1. Not finding help here? Sign up for a free 30min tutor trial with Chegg Tutors
    Dismiss Notice
Dismiss Notice
Join Physics Forums Today!
The friendliest, high quality science and math community on the planet! Everyone who loves science is here!

Vector Spaces and Correspondence

  1. Oct 8, 2012 #1
    1. The problem statement, all variables and given/known data
    This question came out of a section on Correspondence and Isomorphism Theorems

    Let [itex]V[/itex] be a vector space and [itex]U \neq V, \left\{ \vec{0} \right\} [/itex] be a subspace of [itex]V[/itex]. Assume [itex]T \in L(V,V)[/itex] satisfies the following:
    a) [itex]T(\vec{u} ) = \vec{u}[/itex] for all [itex]\vec{u} \in U[/itex]
    b) [itex]T(\vec{v} + U) = \vec{v} + U[/itex] for all [itex]\vec{v} \in V[/itex]
    Set [itex]S=T-I_{V}[/itex]. Prove that [itex]S^{2}=\vec{0}_{V \rightarrow V}[/itex]

    2. Relevant equations
    [itex]I_{V}[/itex] is the identity map
    [itex]L(V,V)[/itex] is the map of all linear operators on V

    3. The attempt at a solution
    I have trouble understanding the question.
    Since [itex]T \in L(V,V)[/itex] then how is [itex]T(\vec{v} + U) = \vec{v} + U[/itex] for all [itex]\vec{v} \in V[/itex]?
    Wouldn't that mean [itex]T:V/U \rightarrow V/U[/itex]?
    I don't understand, what is [itex]T(\vec{v})[/itex] equal to?
    Does [itex]T(\vec{v})=\vec{v}[/itex] or [itex]T(\vec{v}) = [\vec{v}]_W[/itex] or something else?

    I'm sorry if this is a silly question.
     
  2. jcsd
  3. Oct 8, 2012 #2

    micromass

    User Avatar
    Staff Emeritus
    Science Advisor
    Education Advisor
    2016 Award

    With [itex]T(v+U)=v+U[/itex], they mean that the set v+U is mapped to the set v+U.
    So

    [tex]T(\{v+u~\vert~u\in U\})=\{v+u~\vert~u\in U\}[/tex]

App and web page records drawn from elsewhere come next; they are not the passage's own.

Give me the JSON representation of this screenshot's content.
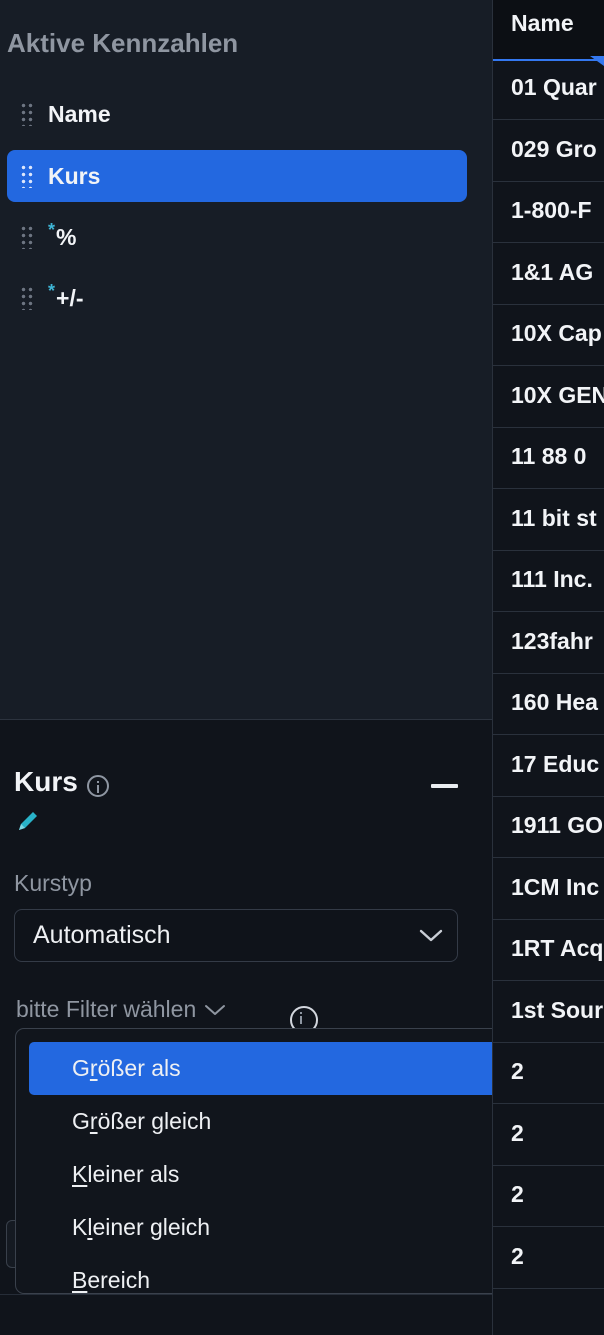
{
  "sidebar": {
    "title": "Aktive Kennzahlen",
    "items": [
      {
        "label": "Name",
        "starred": false,
        "active": false
      },
      {
        "label": "Kurs",
        "starred": false,
        "active": true
      },
      {
        "label": "%",
        "starred": true,
        "active": false
      },
      {
        "label": "+/-",
        "starred": true,
        "active": false
      }
    ],
    "star_symbol": "*"
  },
  "detail": {
    "title": "Kurs",
    "field_label": "Kurstyp",
    "select_value": "Automatisch",
    "filter_placeholder": "bitte Filter wählen"
  },
  "dropdown": {
    "items": [
      {
        "label": "Größer als",
        "mnemonic": 1,
        "active": true
      },
      {
        "label": "Größer gleich",
        "mnemonic": 1,
        "active": false
      },
      {
        "label": "Kleiner als",
        "mnemonic": 0,
        "active": false
      },
      {
        "label": "Kleiner gleich",
        "mnemonic": 1,
        "active": false
      },
      {
        "label": "Bereich",
        "mnemonic": 0,
        "active": false
      }
    ]
  },
  "table": {
    "header": "Name",
    "rows": [
      "01 Quar",
      "029 Gro",
      "1-800-F",
      "1&1 AG",
      "10X Cap",
      "10X GEN",
      "11 88 0",
      "11 bit st",
      "111 Inc.",
      "123fahr",
      "160 Hea",
      "17 Educ",
      "1911 GO",
      "1CM Inc",
      "1RT Acq",
      "1st Sour",
      "2",
      "2",
      "2",
      "2"
    ]
  },
  "colors": {
    "accent": "#2368e0",
    "star": "#3fb6d6",
    "pencil": "#29b3c9"
  }
}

    Or in another way: for each [itex]v\in V[/itex] and [itex]u\in U[/itex], there exists [itex]u^\prime\in U[/itex] such that [itex]T(v+u)=v+u^\prime[/itex].
     
  4. Oct 8, 2012 #3
    This is where I confuse myself. T is a linear transformation from V to V. If it maps the set v+U to the set v+U, then wouldn't that be mapping cosets of V mod U to cosets of V mod U instead of mapping V to V?
     
  5. Oct 9, 2012 #4
    I think I get it now. The function maps the coset of V mod U to the same coset of V mod U by mapping each individual element to another element in that coset.

    I'm sorry if it seemed I brushed over your post and didn't completely read it. I did. I just didn't understand it. I'm having trouble with my Linear Algebra 2 class, and I'm glad that you responded. Thank you a lot!

    So then I get
    Let [itex]\vec{v} \in V[/itex] be arbitrary
    [itex]S^2(\vec{v} + \vec{u}), \vec{u} \in U[/itex]
    [itex]=S(T(\vec{v} + \vec{u}) - I(\vec{v} + \vec{u}))[/itex]
    [itex]=S(\vec{v} + \vec{u}` - ( \vec{v} + \vec{u}))[/itex] where [itex]\vec{u}` \in U[/itex]
    [itex]=S(\vec{u}` - \vec{u})[/itex]
    [itex]=S(\vec{y})[/itex] where [itex]\vec{y} = \vec{u}`- \vec{u} \in U[/itex]
    [itex]=T(\vec{y}) - I(\vec{y})[/itex]
    [itex]=\vec{y} - \vec{y}=\vec{0}[/itex]
     
Know someone interested in this topic? Share this thread via Reddit, Google+, Twitter, or Facebook




Similar Discussions: Vector Spaces and Correspondence
  1. Vector Space (Replies: 1)

  2. Vector space (Replies: 8)

  3. Vector Space (Replies: 3)

  4. Not a Vector Space (Replies: 3)

  5. Vector Space (Replies: 10)

Loading...